-- RECORDS FOR THE EXERCISE follows --

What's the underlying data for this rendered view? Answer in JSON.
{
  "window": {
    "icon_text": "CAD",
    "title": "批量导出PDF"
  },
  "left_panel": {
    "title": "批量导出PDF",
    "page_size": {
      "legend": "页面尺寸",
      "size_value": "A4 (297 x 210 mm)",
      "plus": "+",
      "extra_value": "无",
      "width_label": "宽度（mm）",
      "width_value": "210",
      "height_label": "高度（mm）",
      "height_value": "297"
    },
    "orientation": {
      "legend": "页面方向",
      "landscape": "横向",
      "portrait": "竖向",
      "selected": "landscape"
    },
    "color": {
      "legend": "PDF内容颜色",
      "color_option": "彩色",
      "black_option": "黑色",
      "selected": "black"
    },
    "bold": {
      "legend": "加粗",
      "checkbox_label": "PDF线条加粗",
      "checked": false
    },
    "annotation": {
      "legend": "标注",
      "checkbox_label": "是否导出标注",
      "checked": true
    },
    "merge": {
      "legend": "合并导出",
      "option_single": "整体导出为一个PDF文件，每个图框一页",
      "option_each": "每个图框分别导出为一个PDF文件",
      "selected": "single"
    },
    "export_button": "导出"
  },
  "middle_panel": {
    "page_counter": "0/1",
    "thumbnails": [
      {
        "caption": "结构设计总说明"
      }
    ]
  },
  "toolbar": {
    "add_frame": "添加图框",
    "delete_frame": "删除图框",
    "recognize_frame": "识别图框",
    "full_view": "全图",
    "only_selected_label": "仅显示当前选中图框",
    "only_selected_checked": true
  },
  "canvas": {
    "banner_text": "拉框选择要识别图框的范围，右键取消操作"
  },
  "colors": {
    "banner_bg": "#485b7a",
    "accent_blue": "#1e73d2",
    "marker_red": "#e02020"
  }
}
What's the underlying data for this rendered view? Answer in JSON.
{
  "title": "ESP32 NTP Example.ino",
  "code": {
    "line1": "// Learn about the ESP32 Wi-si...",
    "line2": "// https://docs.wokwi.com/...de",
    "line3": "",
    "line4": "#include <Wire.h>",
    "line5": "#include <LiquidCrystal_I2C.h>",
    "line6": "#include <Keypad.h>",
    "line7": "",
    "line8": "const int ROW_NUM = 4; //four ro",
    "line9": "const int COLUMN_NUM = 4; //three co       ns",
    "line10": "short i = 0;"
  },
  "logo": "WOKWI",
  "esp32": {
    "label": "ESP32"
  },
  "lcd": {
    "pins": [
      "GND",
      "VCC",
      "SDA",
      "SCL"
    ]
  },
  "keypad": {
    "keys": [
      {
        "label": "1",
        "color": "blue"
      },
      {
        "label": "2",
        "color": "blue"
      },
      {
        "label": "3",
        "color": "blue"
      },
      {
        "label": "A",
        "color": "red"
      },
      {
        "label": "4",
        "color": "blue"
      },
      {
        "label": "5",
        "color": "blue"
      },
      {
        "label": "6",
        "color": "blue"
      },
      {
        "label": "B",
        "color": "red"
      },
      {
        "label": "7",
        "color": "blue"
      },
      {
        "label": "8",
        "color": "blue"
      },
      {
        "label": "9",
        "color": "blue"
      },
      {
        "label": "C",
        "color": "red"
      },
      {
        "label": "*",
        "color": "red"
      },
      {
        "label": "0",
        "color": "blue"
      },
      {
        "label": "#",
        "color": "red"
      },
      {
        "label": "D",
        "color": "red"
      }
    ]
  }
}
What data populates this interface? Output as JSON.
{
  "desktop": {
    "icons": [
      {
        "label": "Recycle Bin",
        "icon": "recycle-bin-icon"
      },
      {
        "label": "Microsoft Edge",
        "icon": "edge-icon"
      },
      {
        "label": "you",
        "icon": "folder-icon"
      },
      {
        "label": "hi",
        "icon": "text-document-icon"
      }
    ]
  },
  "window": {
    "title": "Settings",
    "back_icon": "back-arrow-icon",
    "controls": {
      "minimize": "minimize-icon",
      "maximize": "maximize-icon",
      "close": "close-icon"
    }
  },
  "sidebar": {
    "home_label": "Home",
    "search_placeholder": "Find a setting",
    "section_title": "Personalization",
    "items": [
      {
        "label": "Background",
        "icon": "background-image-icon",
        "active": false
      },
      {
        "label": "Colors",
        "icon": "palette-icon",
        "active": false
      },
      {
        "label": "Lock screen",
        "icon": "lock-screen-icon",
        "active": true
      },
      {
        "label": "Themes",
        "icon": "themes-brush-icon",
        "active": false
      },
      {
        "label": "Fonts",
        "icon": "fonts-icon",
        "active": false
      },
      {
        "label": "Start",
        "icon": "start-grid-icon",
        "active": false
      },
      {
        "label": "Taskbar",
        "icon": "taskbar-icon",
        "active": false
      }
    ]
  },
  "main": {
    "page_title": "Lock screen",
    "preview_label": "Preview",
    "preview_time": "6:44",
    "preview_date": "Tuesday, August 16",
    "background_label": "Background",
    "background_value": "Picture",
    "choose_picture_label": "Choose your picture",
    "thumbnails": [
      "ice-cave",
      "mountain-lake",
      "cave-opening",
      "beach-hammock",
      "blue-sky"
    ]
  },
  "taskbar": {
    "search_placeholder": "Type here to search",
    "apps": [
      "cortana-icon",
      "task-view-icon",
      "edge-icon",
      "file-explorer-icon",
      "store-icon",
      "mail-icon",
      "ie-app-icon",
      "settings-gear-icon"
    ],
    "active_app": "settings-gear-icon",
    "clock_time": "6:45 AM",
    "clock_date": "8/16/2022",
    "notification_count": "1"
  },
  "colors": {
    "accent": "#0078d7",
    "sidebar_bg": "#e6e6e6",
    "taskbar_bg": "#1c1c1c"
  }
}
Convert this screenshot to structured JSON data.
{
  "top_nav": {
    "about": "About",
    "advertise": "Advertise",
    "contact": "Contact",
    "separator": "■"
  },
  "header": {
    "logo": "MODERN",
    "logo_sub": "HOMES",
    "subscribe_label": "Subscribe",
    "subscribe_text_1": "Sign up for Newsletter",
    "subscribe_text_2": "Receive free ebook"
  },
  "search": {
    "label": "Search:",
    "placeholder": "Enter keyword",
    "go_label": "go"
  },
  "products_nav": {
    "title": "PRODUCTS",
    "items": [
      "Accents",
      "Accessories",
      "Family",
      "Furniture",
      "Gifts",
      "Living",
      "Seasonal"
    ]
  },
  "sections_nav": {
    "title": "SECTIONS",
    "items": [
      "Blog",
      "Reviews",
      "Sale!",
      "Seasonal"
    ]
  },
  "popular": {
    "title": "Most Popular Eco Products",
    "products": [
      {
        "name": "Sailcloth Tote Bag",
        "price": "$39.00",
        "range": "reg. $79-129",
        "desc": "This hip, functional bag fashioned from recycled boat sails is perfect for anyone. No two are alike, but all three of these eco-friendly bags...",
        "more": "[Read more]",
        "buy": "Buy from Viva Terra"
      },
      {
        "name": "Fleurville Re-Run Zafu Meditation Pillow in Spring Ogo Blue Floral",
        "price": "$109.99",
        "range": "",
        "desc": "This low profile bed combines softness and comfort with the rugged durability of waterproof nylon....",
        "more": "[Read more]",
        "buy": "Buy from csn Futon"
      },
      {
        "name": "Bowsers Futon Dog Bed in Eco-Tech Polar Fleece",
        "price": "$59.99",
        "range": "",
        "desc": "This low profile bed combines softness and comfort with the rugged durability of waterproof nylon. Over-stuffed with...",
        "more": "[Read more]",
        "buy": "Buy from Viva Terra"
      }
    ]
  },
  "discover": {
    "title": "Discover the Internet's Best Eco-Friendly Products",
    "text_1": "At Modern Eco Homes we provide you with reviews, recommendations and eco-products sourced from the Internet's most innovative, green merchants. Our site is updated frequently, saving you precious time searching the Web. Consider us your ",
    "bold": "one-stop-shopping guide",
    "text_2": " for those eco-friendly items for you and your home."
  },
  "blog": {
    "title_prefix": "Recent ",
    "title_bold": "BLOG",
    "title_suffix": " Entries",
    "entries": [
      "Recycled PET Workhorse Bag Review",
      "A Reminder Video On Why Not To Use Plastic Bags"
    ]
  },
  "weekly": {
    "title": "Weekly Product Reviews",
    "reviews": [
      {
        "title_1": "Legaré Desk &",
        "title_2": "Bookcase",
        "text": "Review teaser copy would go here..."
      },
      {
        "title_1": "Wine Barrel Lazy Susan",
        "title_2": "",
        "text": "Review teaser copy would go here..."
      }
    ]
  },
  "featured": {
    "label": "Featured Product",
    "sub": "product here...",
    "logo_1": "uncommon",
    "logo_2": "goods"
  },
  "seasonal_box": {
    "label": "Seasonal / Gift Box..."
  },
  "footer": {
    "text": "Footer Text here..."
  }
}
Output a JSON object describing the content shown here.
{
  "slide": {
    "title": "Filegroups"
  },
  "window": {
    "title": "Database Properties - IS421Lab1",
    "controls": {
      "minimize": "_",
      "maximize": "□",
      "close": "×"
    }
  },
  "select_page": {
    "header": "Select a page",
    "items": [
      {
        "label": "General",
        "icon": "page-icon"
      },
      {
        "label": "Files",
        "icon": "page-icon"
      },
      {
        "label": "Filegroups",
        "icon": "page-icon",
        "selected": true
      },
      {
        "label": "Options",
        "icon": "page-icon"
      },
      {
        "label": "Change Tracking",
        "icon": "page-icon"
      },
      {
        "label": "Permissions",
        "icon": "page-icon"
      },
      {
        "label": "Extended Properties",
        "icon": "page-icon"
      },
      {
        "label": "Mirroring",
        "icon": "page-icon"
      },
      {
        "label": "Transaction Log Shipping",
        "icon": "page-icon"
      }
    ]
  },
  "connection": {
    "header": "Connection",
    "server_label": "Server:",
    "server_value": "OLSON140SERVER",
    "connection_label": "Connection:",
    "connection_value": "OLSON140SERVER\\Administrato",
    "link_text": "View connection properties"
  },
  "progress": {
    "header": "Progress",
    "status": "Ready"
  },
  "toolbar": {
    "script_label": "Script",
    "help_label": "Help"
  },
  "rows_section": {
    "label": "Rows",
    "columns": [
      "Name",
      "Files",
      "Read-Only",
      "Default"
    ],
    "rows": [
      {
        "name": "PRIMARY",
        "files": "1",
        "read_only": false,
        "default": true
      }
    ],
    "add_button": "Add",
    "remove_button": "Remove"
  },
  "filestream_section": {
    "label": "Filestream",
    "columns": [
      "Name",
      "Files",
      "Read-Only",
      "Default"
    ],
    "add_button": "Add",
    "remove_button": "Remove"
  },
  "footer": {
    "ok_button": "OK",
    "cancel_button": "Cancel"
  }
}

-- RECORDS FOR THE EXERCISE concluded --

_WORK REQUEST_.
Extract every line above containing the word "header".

_RESPONSE FOR THIS EXERCISE_.
  "header": {
    "header": "Select a page",
    "header": "Connection",
    "header": "Progress",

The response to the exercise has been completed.